*WHAT NEEDS TO BE DONE*: Give every line of the data again, exactly.

*SOURCE DATA*:
☆ ☆ ☆ ☆ ☆ ☆ ☆

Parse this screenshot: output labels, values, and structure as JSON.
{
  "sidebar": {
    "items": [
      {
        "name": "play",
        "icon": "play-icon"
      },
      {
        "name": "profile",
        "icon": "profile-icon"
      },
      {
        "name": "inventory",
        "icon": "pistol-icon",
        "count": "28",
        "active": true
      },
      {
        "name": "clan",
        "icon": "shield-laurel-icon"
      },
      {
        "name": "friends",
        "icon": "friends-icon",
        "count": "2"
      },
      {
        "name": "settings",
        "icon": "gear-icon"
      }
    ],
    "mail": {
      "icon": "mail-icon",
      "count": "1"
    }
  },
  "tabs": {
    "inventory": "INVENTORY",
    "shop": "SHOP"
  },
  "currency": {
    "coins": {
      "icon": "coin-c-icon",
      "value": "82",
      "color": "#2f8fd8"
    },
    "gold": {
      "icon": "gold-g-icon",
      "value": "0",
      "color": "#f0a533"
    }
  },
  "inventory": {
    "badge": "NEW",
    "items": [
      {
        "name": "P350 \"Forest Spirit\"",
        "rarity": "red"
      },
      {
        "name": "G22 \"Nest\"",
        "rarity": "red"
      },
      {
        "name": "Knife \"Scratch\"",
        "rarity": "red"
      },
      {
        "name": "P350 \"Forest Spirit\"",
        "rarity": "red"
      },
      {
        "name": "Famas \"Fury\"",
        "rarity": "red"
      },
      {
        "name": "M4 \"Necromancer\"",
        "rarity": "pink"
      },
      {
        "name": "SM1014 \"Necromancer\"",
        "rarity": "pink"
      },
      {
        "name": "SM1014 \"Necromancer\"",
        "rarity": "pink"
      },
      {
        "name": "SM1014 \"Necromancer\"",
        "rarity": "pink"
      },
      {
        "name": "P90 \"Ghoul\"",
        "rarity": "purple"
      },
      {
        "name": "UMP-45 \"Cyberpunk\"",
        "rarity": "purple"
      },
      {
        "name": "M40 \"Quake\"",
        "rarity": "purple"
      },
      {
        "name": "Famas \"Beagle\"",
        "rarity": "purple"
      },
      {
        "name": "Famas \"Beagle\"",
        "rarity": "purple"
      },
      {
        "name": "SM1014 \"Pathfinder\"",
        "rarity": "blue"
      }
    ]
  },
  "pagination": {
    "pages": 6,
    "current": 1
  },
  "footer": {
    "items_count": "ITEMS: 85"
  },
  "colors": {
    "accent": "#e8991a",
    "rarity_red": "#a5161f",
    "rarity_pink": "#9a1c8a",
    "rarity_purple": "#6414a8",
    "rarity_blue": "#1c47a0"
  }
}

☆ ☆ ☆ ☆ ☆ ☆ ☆

*RESPONSE TO THE TASK*:
Parse this screenshot: output labels, values, and structure as JSON.
{
  "sidebar": {
    "items": [
      {
        "name": "play",
        "icon": "play-icon"
      },
      {
        "name": "profile",
        "icon": "profile-icon"
      },
      {
        "name": "inventory",
        "icon": "pistol-icon",
        "count": "28",
        "active": true
      },
      {
        "name": "clan",
        "icon": "shield-laurel-icon"
      },
      {
        "name": "friends",
        "icon": "friends-icon",
        "count": "2"
      },
      {
        "name": "settings",
        "icon": "gear-icon"
      }
    ],
    "mail": {
      "icon": "mail-icon",
      "count": "1"
    }
  },
  "tabs": {
    "inventory": "INVENTORY",
    "shop": "SHOP"
  },
  "currency": {
    "coins": {
      "icon": "coin-c-icon",
      "value": "82",
      "color": "#2f8fd8"
    },
    "gold": {
      "icon": "gold-g-icon",
      "value": "0",
      "color": "#f0a533"
    }
  },
  "inventory": {
    "badge": "NEW",
    "items": [
      {
        "name": "P350 \"Forest Spirit\"",
        "rarity": "red"
      },
      {
        "name": "G22 \"Nest\"",
        "rarity": "red"
      },
      {
        "name": "Knife \"Scratch\"",
        "rarity": "red"
      },
      {
        "name": "P350 \"Forest Spirit\"",
        "rarity": "red"
      },
      {
        "name": "Famas \"Fury\"",
        "rarity": "red"
      },
      {
        "name": "M4 \"Necromancer\"",
        "rarity": "pink"
      },
      {
        "name": "SM1014 \"Necromancer\"",
        "rarity": "pink"
      },
      {
        "name": "SM1014 \"Necromancer\"",
        "rarity": "pink"
      },
      {
        "name": "SM1014 \"Necromancer\"",
        "rarity": "pink"
      },
      {
        "name": "P90 \"Ghoul\"",
        "rarity": "purple"
      },
      {
        "name": "UMP-45 \"Cyberpunk\"",
        "rarity": "purple"
      },
      {
        "name": "M40 \"Quake\"",
        "rarity": "purple"
      },
      {
        "name": "Famas \"Beagle\"",
        "rarity": "purple"
      },
      {
        "name": "Famas \"Beagle\"",
        "rarity": "purple"
      },
      {
        "name": "SM1014 \"Pathfinder\"",
        "rarity": "blue"
      }
    ]
  },
  "pagination": {
    "pages": 6,
    "current": 1
  },
  "footer": {
    "items_count": "ITEMS: 85"
  },
  "colors": {
    "accent": "#e8991a",
    "rarity_red": "#a5161f",
    "rarity_pink": "#9a1c8a",
    "rarity_purple": "#6414a8",
    "rarity_blue": "#1c47a0"
  }
}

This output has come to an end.